*DATA SHOWN*:
---+---
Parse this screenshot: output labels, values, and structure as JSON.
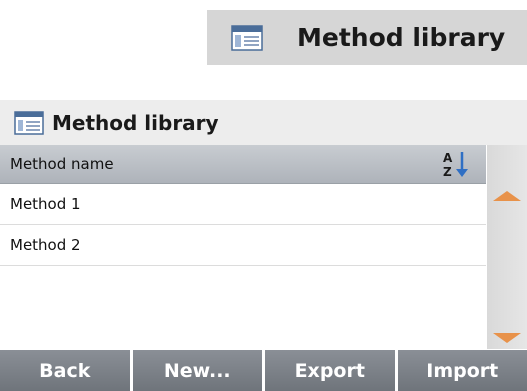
{
  "banner": {
    "title": "Method library",
    "icon": "method-library-icon"
  },
  "header": {
    "title": "Method library",
    "icon": "method-library-icon"
  },
  "list": {
    "column_header": "Method name",
    "sort_icon": "sort-az-icon",
    "rows": [
      {
        "label": "Method 1"
      },
      {
        "label": "Method 2"
      }
    ]
  },
  "scrollbar": {
    "up_icon": "scroll-up-arrow-icon",
    "down_icon": "scroll-down-arrow-icon",
    "arrow_color": "#e8924a"
  },
  "footer": {
    "back_label": "Back",
    "new_label": "New...",
    "export_label": "Export",
    "import_label": "Import"
  }
}
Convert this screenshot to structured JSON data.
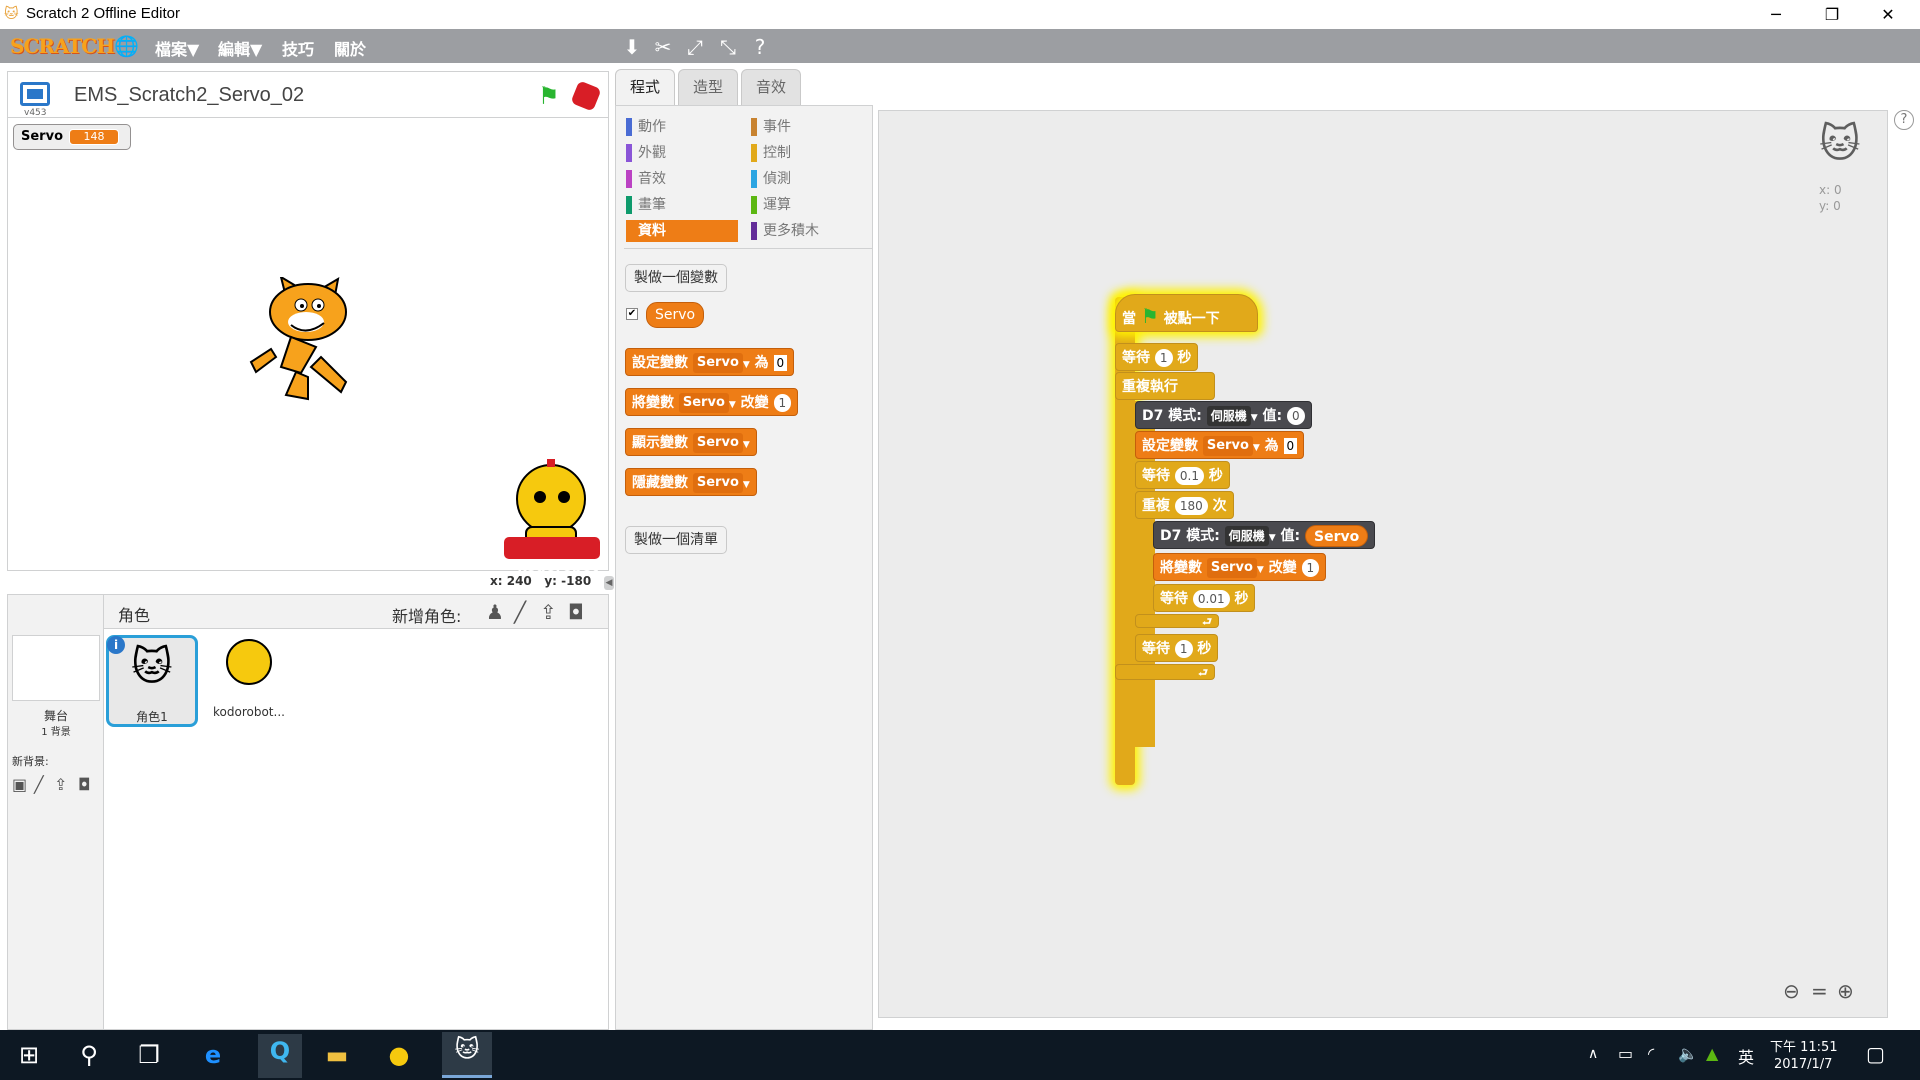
{
  "window": {
    "title": "Scratch 2 Offline Editor",
    "minimize": "─",
    "maximize": "❐",
    "close": "✕"
  },
  "menubar": {
    "logo": "SCRATCH",
    "items": [
      "檔案▼",
      "編輯▼",
      "技巧",
      "關於"
    ]
  },
  "stage": {
    "project_name": "EMS_Scratch2_Servo_02",
    "version": "v453",
    "variable_monitor": {
      "name": "Servo",
      "value": "148"
    },
    "coords": {
      "x_label": "x:",
      "x": "240",
      "y_label": "y:",
      "y": "-180"
    },
    "sprite_text": "kodorobot"
  },
  "sprites": {
    "header_label": "角色",
    "new_sprite_label": "新增角色:",
    "stage_name": "舞台",
    "stage_backdrops": "1 背景",
    "new_backdrop_label": "新背景:",
    "list": [
      {
        "name": "角色1"
      },
      {
        "name": "kodorobot..."
      }
    ]
  },
  "tabs": [
    "程式",
    "造型",
    "音效"
  ],
  "categories": [
    {
      "label": "動作",
      "color": "#4a6cd4"
    },
    {
      "label": "事件",
      "color": "#c88330"
    },
    {
      "label": "外觀",
      "color": "#8a55d7"
    },
    {
      "label": "控制",
      "color": "#e1a91a"
    },
    {
      "label": "音效",
      "color": "#bb42c3"
    },
    {
      "label": "偵測",
      "color": "#2ca5e2"
    },
    {
      "label": "畫筆",
      "color": "#0e9a6c"
    },
    {
      "label": "運算",
      "color": "#5cb712"
    },
    {
      "label": "資料",
      "color": "#ee7d16"
    },
    {
      "label": "更多積木",
      "color": "#632d99"
    }
  ],
  "palette": {
    "make_variable": "製做一個變數",
    "variable_name": "Servo",
    "set_block": {
      "label": "設定變數",
      "var": "Servo",
      "to": "為",
      "value": "0"
    },
    "change_block": {
      "label": "將變數",
      "var": "Servo",
      "by": "改變",
      "value": "1"
    },
    "show_block": {
      "label": "顯示變數",
      "var": "Servo"
    },
    "hide_block": {
      "label": "隱藏變數",
      "var": "Servo"
    },
    "make_list": "製做一個清單"
  },
  "script": {
    "hat": {
      "pre": "當",
      "post": "被點一下"
    },
    "wait1": {
      "label": "等待",
      "value": "1",
      "unit": "秒"
    },
    "forever": "重複執行",
    "d7_a": {
      "pin": "D7",
      "mode_label": "模式:",
      "mode": "伺服機",
      "val_label": "值:",
      "value": "0"
    },
    "set": {
      "label": "設定變數",
      "var": "Servo",
      "to": "為",
      "value": "0"
    },
    "wait2": {
      "label": "等待",
      "value": "0.1",
      "unit": "秒"
    },
    "repeat": {
      "label": "重複",
      "value": "180",
      "unit": "次"
    },
    "d7_b": {
      "pin": "D7",
      "mode_label": "模式:",
      "mode": "伺服機",
      "val_label": "值:",
      "value": "Servo"
    },
    "change": {
      "label": "將變數",
      "var": "Servo",
      "by": "改變",
      "value": "1"
    },
    "wait3": {
      "label": "等待",
      "value": "0.01",
      "unit": "秒"
    },
    "wait4": {
      "label": "等待",
      "value": "1",
      "unit": "秒"
    }
  },
  "sprite_info": {
    "x": "x: 0",
    "y": "y: 0"
  },
  "taskbar": {
    "time": "下午 11:51",
    "date": "2017/1/7",
    "ime": "英"
  }
}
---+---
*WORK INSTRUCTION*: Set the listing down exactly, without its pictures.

*RESPONSE TO THE EXERCISE*:
Parse this screenshot: output labels, values, and structure as JSON.
{
  "banner": {
    "title": "Method library",
    "icon": "method-library-icon"
  },
  "header": {
    "title": "Method library",
    "icon": "method-library-icon"
  },
  "list": {
    "column_header": "Method name",
    "sort_icon": "sort-az-icon",
    "rows": [
      {
        "label": "Method 1"
      },
      {
        "label": "Method 2"
      }
    ]
  },
  "scrollbar": {
    "up_icon": "scroll-up-arrow-icon",
    "down_icon": "scroll-down-arrow-icon",
    "arrow_color": "#e8924a"
  },
  "footer": {
    "back_label": "Back",
    "new_label": "New...",
    "export_label": "Export",
    "import_label": "Import"
  }
}
Convert this screenshot to structured JSON data.
{
  "window": {
    "title": "Scratch 2 Offline Editor",
    "minimize": "─",
    "maximize": "❐",
    "close": "✕"
  },
  "menubar": {
    "logo": "SCRATCH",
    "items": [
      "檔案▼",
      "編輯▼",
      "技巧",
      "關於"
    ]
  },
  "stage": {
    "project_name": "EMS_Scratch2_Servo_02",
    "version": "v453",
    "variable_monitor": {
      "name": "Servo",
      "value": "148"
    },
    "coords": {
      "x_label": "x:",
      "x": "240",
      "y_label": "y:",
      "y": "-180"
    },
    "sprite_text": "kodorobot"
  },
  "sprites": {
    "header_label": "角色",
    "new_sprite_label": "新增角色:",
    "stage_name": "舞台",
    "stage_backdrops": "1 背景",
    "new_backdrop_label": "新背景:",
    "list": [
      {
        "name": "角色1"
      },
      {
        "name": "kodorobot..."
      }
    ]
  },
  "tabs": [
    "程式",
    "造型",
    "音效"
  ],
  "categories": [
    {
      "label": "動作",
      "color": "#4a6cd4"
    },
    {
      "label": "事件",
      "color": "#c88330"
    },
    {
      "label": "外觀",
      "color": "#8a55d7"
    },
    {
      "label": "控制",
      "color": "#e1a91a"
    },
    {
      "label": "音效",
      "color": "#bb42c3"
    },
    {
      "label": "偵測",
      "color": "#2ca5e2"
    },
    {
      "label": "畫筆",
      "color": "#0e9a6c"
    },
    {
      "label": "運算",
      "color": "#5cb712"
    },
    {
      "label": "資料",
      "color": "#ee7d16"
    },
    {
      "label": "更多積木",
      "color": "#632d99"
    }
  ],
  "palette": {
    "make_variable": "製做一個變數",
    "variable_name": "Servo",
    "set_block": {
      "label": "設定變數",
      "var": "Servo",
      "to": "為",
      "value": "0"
    },
    "change_block": {
      "label": "將變數",
      "var": "Servo",
      "by": "改變",
      "value": "1"
    },
    "show_block": {
      "label": "顯示變數",
      "var": "Servo"
    },
    "hide_block": {
      "label": "隱藏變數",
      "var": "Servo"
    },
    "make_list": "製做一個清單"
  },
  "script": {
    "hat": {
      "pre": "當",
      "post": "被點一下"
    },
    "wait1": {
      "label": "等待",
      "value": "1",
      "unit": "秒"
    },
    "forever": "重複執行",
    "d7_a": {
      "pin": "D7",
      "mode_label": "模式:",
      "mode": "伺服機",
      "val_label": "值:",
      "value": "0"
    },
    "set": {
      "label": "設定變數",
      "var": "Servo",
      "to": "為",
      "value": "0"
    },
    "wait2": {
      "label": "等待",
      "value": "0.1",
      "unit": "秒"
    },
    "repeat": {
      "label": "重複",
      "value": "180",
      "unit": "次"
    },
    "d7_b": {
      "pin": "D7",
      "mode_label": "模式:",
      "mode": "伺服機",
      "val_label": "值:",
      "value": "Servo"
    },
    "change": {
      "label": "將變數",
      "var": "Servo",
      "by": "改變",
      "value": "1"
    },
    "wait3": {
      "label": "等待",
      "value": "0.01",
      "unit": "秒"
    },
    "wait4": {
      "label": "等待",
      "value": "1",
      "unit": "秒"
    }
  },
  "sprite_info": {
    "x": "x: 0",
    "y": "y: 0"
  },
  "taskbar": {
    "time": "下午 11:51",
    "date": "2017/1/7",
    "ime": "英"
  }
}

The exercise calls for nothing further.